MATERIAL PROVIDED START

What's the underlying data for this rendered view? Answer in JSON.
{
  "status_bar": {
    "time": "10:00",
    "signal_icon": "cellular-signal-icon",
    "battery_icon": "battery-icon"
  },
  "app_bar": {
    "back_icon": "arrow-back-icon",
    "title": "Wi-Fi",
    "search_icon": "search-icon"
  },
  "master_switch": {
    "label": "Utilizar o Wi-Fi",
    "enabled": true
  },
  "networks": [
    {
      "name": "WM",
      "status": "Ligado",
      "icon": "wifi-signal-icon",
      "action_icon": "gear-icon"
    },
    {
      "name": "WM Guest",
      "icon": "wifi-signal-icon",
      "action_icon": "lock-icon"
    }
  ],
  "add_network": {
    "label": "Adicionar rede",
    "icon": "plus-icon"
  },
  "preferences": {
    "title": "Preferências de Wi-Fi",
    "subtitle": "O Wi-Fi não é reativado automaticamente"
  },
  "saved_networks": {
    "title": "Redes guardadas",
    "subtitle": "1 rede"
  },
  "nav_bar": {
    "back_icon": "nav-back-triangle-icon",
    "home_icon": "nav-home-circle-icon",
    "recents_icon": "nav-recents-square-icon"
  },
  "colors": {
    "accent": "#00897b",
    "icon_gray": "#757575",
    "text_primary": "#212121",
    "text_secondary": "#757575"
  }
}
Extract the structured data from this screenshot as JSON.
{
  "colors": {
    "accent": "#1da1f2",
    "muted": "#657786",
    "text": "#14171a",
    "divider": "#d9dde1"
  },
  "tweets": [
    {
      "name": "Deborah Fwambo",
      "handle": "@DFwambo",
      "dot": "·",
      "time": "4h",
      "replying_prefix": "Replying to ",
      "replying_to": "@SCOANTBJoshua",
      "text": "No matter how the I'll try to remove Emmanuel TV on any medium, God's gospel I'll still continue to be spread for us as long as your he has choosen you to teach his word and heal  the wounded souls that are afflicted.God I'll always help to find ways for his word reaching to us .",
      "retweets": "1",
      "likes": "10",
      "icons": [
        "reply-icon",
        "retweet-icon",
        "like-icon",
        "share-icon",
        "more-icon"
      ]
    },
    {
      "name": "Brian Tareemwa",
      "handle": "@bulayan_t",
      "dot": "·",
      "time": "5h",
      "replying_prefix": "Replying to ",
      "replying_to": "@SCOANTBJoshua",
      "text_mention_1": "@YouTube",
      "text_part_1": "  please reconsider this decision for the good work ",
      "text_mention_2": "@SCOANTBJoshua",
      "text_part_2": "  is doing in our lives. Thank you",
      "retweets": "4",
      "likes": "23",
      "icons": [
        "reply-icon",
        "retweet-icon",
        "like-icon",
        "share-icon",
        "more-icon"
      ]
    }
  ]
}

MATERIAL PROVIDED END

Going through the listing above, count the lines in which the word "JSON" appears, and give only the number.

2